To give people more time to pick and choose their images, or also to add their own if you want that to happen, you need to share an album. The process is very similar, but a little more involved at the start.
How to share an album of iCloud Photos
- On your iPhone, go to Settings, and tap on your name at the top
- Choose iCloud, then Photos
- Make sure Shared Albums is turned on
- Now in Photos, tap the + sign at top left
- Name your new album and tap Next
- Photos prompts you to send this shared album to someone, but ignore that, tap Create
- Tap on your new, empty album from the list that appears
- In the album, tap + to add images; or
- go to other albums, select images and use the Share icon to move them to this album
- Tap the second from the right button at the top of the screen, a Contacts-like icon with a plus sign
- Decide whether Subscribers Can Post or not
- Choose whether you want to be notified if a subscriber posts an image
- Make sure Public Website is on
- When it is, a Share Link button appears, tap that
- Tap Done
If you don't see a + sign at top left in Photos, you're in an album. Tap on at top left to go back.
One reason iCloud Photos is confusing is that you're not always clear whether an image is on your device or in iCloud. If an image you're trying to share is not on your device, it will automatically be downloaded during this process.
What you end up with is again an iCloud.com link that you can send to anyone. When you're going through this, you do get the option to invite people from the page with the Public Website option.
If everyone you have to share with is in your Contacts list, you could do that. But generally it's quicker to just go through this, have a link put onto your clipboard, and then paste that somewhere convenient.
Adding more, and changing your mind
Now you've got a shared album, you can move other images into there. Or you can move images out.
It's the same with videos, too.
Every person who has the iCloud link will see the current contents of that shared album. Even when you've given them permission to post, they can't ever delete anything.
So this is a convenient repository for images and Apple has made it as easy as conceivable for your family and friends to get the photos you want them to.
You're still going to get phone calls, you are the IT support person in your extended family.

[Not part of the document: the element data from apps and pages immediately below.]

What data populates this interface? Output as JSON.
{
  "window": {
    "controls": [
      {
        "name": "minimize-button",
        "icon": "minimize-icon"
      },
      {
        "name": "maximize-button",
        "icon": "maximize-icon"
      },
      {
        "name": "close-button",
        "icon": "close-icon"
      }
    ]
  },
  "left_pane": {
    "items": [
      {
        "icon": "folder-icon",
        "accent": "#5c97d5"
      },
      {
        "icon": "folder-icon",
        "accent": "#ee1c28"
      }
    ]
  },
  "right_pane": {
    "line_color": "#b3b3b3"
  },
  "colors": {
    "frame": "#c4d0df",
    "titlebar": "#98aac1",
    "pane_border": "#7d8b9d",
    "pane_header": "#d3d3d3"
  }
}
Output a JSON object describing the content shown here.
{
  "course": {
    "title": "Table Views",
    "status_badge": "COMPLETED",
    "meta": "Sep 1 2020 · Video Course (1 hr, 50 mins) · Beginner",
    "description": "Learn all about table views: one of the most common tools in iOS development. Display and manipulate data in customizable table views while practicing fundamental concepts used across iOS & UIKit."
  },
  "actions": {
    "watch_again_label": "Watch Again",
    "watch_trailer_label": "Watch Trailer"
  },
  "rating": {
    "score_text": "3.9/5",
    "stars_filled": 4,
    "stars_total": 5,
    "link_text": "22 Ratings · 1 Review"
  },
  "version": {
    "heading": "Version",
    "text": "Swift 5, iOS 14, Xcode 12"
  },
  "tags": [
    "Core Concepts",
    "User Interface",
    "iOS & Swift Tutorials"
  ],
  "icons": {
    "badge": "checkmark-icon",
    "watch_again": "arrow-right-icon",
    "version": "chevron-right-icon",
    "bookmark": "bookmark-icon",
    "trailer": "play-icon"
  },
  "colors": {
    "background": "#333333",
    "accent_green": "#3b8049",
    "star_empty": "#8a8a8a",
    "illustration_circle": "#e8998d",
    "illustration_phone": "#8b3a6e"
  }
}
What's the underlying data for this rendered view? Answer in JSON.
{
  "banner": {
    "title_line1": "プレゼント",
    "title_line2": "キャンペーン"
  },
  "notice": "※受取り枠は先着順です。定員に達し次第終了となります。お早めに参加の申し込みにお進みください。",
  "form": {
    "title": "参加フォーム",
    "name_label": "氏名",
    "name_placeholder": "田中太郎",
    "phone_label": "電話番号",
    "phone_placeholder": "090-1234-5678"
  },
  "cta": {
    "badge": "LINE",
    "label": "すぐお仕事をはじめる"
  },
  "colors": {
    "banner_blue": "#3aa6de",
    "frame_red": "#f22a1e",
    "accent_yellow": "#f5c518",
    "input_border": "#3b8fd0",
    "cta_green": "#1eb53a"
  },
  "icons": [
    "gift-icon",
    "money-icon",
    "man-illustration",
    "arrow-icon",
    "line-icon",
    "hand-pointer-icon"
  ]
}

But this will all help to cut those down and mean you won't swear off ever attending any reunion ever again.